On his release from the RAF Bernard became a student at the London Bible College. He was influential in my doing the same when my term in the Air Force was completed in 1956. Dennis Paterson founded the Come Back to God Campaign with which both Bernard and I served as staff ministers along with Eric Westwood for sometime until our paths of service for the Lord took us in different directions. Bernard served in pastorates and with organizations that worked with military personnel, including SASRA.
In 1958 Grace, my fiancée and I were married. There was no question in my mind who I wanted to be my best man and Bernard graciously accepted my request. For Bernard, the Lord had a very special gift in store as far as a wife was concerned. Sadie was wonderfully perfect for him and Grace’s and my love and admiration for her have no limit. He could not have had a more loving, faithful, supportive and enabling helpmeet than she as he pursued the calling the Lord had put on his life.
The Lord blessed Bernard and me (although some might not consider it a blessing) with a similar sense of humour. I know that Grace, and probably Sadie too, would get very amused when Bernie and I would become helpless with laughter about some situation, or imaginary situation that we thought was funny.
He was an evangelist, a pastor and a personal worker with members of the armed forces. He was meticulous in all that he did and served the Lord to the very end, officiating at a wedding on the day before the accident that resulted in his going home to be with the Lord.

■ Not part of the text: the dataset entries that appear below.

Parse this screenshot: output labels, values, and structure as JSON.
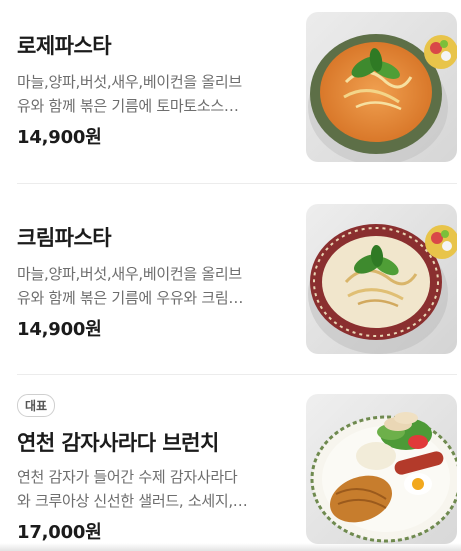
{
  "menu": {
    "items": [
      {
        "name": "로제파스타",
        "desc_line1": "마늘,양파,버섯,새우,베이컨을 올리브",
        "desc_line2": "유와 함께 볶은 기름에 토마토소스…",
        "price": "14,900원",
        "image_icon": "rose-pasta-photo"
      },
      {
        "name": "크림파스타",
        "desc_line1": "마늘,양파,버섯,새우,베이컨을 올리브",
        "desc_line2": "유와 함께 볶은 기름에 우유와 크림…",
        "price": "14,900원",
        "image_icon": "cream-pasta-photo"
      },
      {
        "badge": "대표",
        "name": "연천 감자사라다 브런치",
        "desc_line1": "연천 감자가 들어간 수제 감자사라다",
        "desc_line2": "와 크루아상 신선한 샐러드, 소세지,…",
        "price": "17,000원",
        "image_icon": "potato-salad-brunch-photo"
      }
    ]
  },
  "colors": {
    "text_primary": "#1b1b1b",
    "text_secondary": "#6e6e6e",
    "divider": "#ececec"
  }
}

The Lord moved Grace and me to British Columbia, Canada for new ministry here at the beginning of 1975. On every trip back to the UK since then it has always been a priority for us to arrange some time to spend with Bernie and Sadie. We are so grateful that we were able to stay a few days with them in 2005 at their home in Killyleagh, Co. Down, Ulster.
Psalm 37:23 states, The steps of a good man are ordered by the Lord: and he delighteth in his way. Any examination of the life and ministry of Bernard will show that, in Christ, he was a good man whose steps were ordered by the Lord. We also know that the Lord was, and is delighted with him. Although he was taken suddenly, there is great comfort knowing that Bernard, my dearest friend, is with the Lord he loved and served. He has already been awarded the crown of righteousness reserved for him by the Lord he faithfully served.
Bye for now my beloved friend. I’ll see you later – it will be a great reunion.
Martin J. Gouldthorpe